Pella physician accused of incompetence ordered to pay $2,500

A Pella physician accused by state licensing authorities of professional incompetence has agreed to pay $2,500 to settle allegations of inappropriate pain management. (Photo via Nevada State Board of Medical Examiners)

A Pella physician accused of professional incompetence has agreed to pay $2,500 to settle allegations of inappropriate pain management.

The Iowa Board of Medicine has alleged that Dr. Gregory L. Ingle, a 67-year-old family-practice physician, provided pain-management care to multiple patients that “fell below minimum acceptable standards.” Ingle has agreed to pay a $2,500 civil penalty and complete a board-approved opioid-prescribing course and a record-keeping course.

The board has also placed Ingle on probation for a period of five years, subject to board monitoring. The case against Ingle was initiated in 2019.

Board restores physicians’ licenses

In other recent board news, the board restored the license of Dr. Vuong A. Nayima, a 36-year-old physician who practices internal medicine in in West Des Moines.

In August 2020, Nayima entered into a settlement agreement with the board after it alleged he prescribed controlled substances to his romantic partner and staff in his medical offices without establishing physician-patient relationships, and without charting and documenting the care he provided.

As part of a settlement, the board issued Nayima a warning and ordered him to complete a board-approved professional ethics program and a mental health medical management course. On April 15, the board determined Nayima had successfully completed the terms of his agreement and his Iowa medical license was returned to full privileges, free and clear of any restrictions.

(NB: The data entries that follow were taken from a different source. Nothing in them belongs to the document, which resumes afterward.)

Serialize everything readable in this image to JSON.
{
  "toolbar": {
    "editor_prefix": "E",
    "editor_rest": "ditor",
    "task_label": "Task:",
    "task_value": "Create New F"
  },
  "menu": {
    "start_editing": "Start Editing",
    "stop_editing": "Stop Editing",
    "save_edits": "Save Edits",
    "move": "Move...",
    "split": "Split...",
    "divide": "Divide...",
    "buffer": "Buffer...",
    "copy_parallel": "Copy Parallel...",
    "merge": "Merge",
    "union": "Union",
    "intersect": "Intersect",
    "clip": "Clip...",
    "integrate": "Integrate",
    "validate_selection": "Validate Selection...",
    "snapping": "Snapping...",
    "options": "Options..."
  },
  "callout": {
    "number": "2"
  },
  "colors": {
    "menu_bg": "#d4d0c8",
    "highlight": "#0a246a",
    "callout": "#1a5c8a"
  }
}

The board also restored the license of Dr. Larry J. Standing, a 56-year-old physician who practices general medicine in Cedar Falls. In February 2017, the board alleged that Standing failed to provide appropriate pain management to multiple patients in Cedar Falls between 2011 and 2016.

As part of a settlement with the board, Standing was issued a warning and ordered to pay a $5,000 civil penalty and complete an approved record-keeping course. The board also prohibited Standing from prescribing, administering or dispensing controlled substances for the treatment of chronic pain and placed him on probation for a period of five years subject to board monitoring.

On April 15, the board determined Standing had fully complied with the agreement and his Iowa medical license was returned to full privileges, free and clear of all restrictions.

 

Clark Kauffman
Deputy Editor Clark Kauffman has worked during the past 30 years as both an investigative reporter and editorial writer at two of Iowa’s largest newspapers, the Des Moines Register and the Quad-City Times. He has won numerous state and national awards for reporting and editorial writing. His 2004 series on prosecutorial misconduct in Iowa was named a finalist for the Pulitzer Prize for Investigative Reporting. From October 2018 through November 2019, Kauffman was an assistant ombudsman for the Iowa Office of Ombudsman, an agency that investigates citizens’ complaints of wrongdoing within state and local government agencies.